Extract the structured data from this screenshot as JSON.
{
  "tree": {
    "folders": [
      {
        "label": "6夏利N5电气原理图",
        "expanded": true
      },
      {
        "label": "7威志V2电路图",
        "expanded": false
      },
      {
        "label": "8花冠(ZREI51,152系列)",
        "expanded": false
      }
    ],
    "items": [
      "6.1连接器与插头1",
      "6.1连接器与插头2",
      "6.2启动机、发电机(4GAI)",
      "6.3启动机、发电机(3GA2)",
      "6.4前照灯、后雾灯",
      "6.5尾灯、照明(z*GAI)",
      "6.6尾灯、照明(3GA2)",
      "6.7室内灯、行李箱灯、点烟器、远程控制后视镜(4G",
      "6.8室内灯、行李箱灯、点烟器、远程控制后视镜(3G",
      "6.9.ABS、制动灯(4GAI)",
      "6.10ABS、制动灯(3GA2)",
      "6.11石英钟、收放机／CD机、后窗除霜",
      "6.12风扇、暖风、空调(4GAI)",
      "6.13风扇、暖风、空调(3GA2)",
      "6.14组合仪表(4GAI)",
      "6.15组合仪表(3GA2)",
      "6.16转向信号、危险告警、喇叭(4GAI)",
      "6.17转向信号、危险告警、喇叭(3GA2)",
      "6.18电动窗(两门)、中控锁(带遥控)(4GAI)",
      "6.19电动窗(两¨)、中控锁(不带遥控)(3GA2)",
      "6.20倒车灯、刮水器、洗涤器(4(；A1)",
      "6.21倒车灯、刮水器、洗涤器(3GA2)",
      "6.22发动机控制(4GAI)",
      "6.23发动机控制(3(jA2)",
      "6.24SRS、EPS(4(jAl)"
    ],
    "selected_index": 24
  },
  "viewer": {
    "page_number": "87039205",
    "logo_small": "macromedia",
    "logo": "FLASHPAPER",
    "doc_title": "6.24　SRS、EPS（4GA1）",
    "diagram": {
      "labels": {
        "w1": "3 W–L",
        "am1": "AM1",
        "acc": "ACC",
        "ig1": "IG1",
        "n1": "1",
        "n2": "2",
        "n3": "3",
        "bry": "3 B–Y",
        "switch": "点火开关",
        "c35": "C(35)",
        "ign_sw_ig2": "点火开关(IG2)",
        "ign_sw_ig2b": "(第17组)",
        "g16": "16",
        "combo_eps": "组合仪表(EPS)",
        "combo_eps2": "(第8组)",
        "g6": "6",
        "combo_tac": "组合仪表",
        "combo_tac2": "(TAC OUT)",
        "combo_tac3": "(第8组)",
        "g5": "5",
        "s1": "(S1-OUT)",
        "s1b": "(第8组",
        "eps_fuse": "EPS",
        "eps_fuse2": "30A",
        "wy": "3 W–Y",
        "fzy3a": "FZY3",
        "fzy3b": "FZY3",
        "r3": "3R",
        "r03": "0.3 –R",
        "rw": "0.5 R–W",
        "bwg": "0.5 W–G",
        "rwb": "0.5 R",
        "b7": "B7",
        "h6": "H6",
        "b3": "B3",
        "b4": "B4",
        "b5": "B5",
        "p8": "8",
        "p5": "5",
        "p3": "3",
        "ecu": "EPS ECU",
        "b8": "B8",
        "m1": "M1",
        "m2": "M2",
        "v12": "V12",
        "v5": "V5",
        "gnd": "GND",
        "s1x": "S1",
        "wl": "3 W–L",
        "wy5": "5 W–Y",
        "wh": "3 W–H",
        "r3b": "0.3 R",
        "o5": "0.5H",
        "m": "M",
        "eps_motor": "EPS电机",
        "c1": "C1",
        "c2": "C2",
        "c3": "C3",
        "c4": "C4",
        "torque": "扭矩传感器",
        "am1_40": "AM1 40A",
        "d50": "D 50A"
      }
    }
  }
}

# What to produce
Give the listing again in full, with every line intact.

# The answer
Extract the structured data from this screenshot as JSON.
{
  "tree": {
    "folders": [
      {
        "label": "6夏利N5电气原理图",
        "expanded": true
      },
      {
        "label": "7威志V2电路图",
        "expanded": false
      },
      {
        "label": "8花冠(ZREI51,152系列)",
        "expanded": false
      }
    ],
    "items": [
      "6.1连接器与插头1",
      "6.1连接器与插头2",
      "6.2启动机、发电机(4GAI)",
      "6.3启动机、发电机(3GA2)",
      "6.4前照灯、后雾灯",
      "6.5尾灯、照明(z*GAI)",
      "6.6尾灯、照明(3GA2)",
      "6.7室内灯、行李箱灯、点烟器、远程控制后视镜(4G",
      "6.8室内灯、行李箱灯、点烟器、远程控制后视镜(3G",
      "6.9.ABS、制动灯(4GAI)",
      "6.10ABS、制动灯(3GA2)",
      "6.11石英钟、收放机／CD机、后窗除霜",
      "6.12风扇、暖风、空调(4GAI)",
      "6.13风扇、暖风、空调(3GA2)",
      "6.14组合仪表(4GAI)",
      "6.15组合仪表(3GA2)",
      "6.16转向信号、危险告警、喇叭(4GAI)",
      "6.17转向信号、危险告警、喇叭(3GA2)",
      "6.18电动窗(两门)、中控锁(带遥控)(4GAI)",
      "6.19电动窗(两¨)、中控锁(不带遥控)(3GA2)",
      "6.20倒车灯、刮水器、洗涤器(4(；A1)",
      "6.21倒车灯、刮水器、洗涤器(3GA2)",
      "6.22发动机控制(4GAI)",
      "6.23发动机控制(3(jA2)",
      "6.24SRS、EPS(4(jAl)"
    ],
    "selected_index": 24
  },
  "viewer": {
    "page_number": "87039205",
    "logo_small": "macromedia",
    "logo": "FLASHPAPER",
    "doc_title": "6.24　SRS、EPS（4GA1）",
    "diagram": {
      "labels": {
        "w1": "3 W–L",
        "am1": "AM1",
        "acc": "ACC",
        "ig1": "IG1",
        "n1": "1",
        "n2": "2",
        "n3": "3",
        "bry": "3 B–Y",
        "switch": "点火开关",
        "c35": "C(35)",
        "ign_sw_ig2": "点火开关(IG2)",
        "ign_sw_ig2b": "(第17组)",
        "g16": "16",
        "combo_eps": "组合仪表(EPS)",
        "combo_eps2": "(第8组)",
        "g6": "6",
        "combo_tac": "组合仪表",
        "combo_tac2": "(TAC OUT)",
        "combo_tac3": "(第8组)",
        "g5": "5",
        "s1": "(S1-OUT)",
        "s1b": "(第8组",
        "eps_fuse": "EPS",
        "eps_fuse2": "30A",
        "wy": "3 W–Y",
        "fzy3a": "FZY3",
        "fzy3b": "FZY3",
        "r3": "3R",
        "r03": "0.3 –R",
        "rw": "0.5 R–W",
        "bwg": "0.5 W–G",
        "rwb": "0.5 R",
        "b7": "B7",
        "h6": "H6",
        "b3": "B3",
        "b4": "B4",
        "b5": "B5",
        "p8": "8",
        "p5": "5",
        "p3": "3",
        "ecu": "EPS ECU",
        "b8": "B8",
        "m1": "M1",
        "m2": "M2",
        "v12": "V12",
        "v5": "V5",
        "gnd": "GND",
        "s1x": "S1",
        "wl": "3 W–L",
        "wy5": "5 W–Y",
        "wh": "3 W–H",
        "r3b": "0.3 R",
        "o5": "0.5H",
        "m": "M",
        "eps_motor": "EPS电机",
        "c1": "C1",
        "c2": "C2",
        "c3": "C3",
        "c4": "C4",
        "torque": "扭矩传感器",
        "am1_40": "AM1 40A",
        "d50": "D 50A"
      }
    }
  }
}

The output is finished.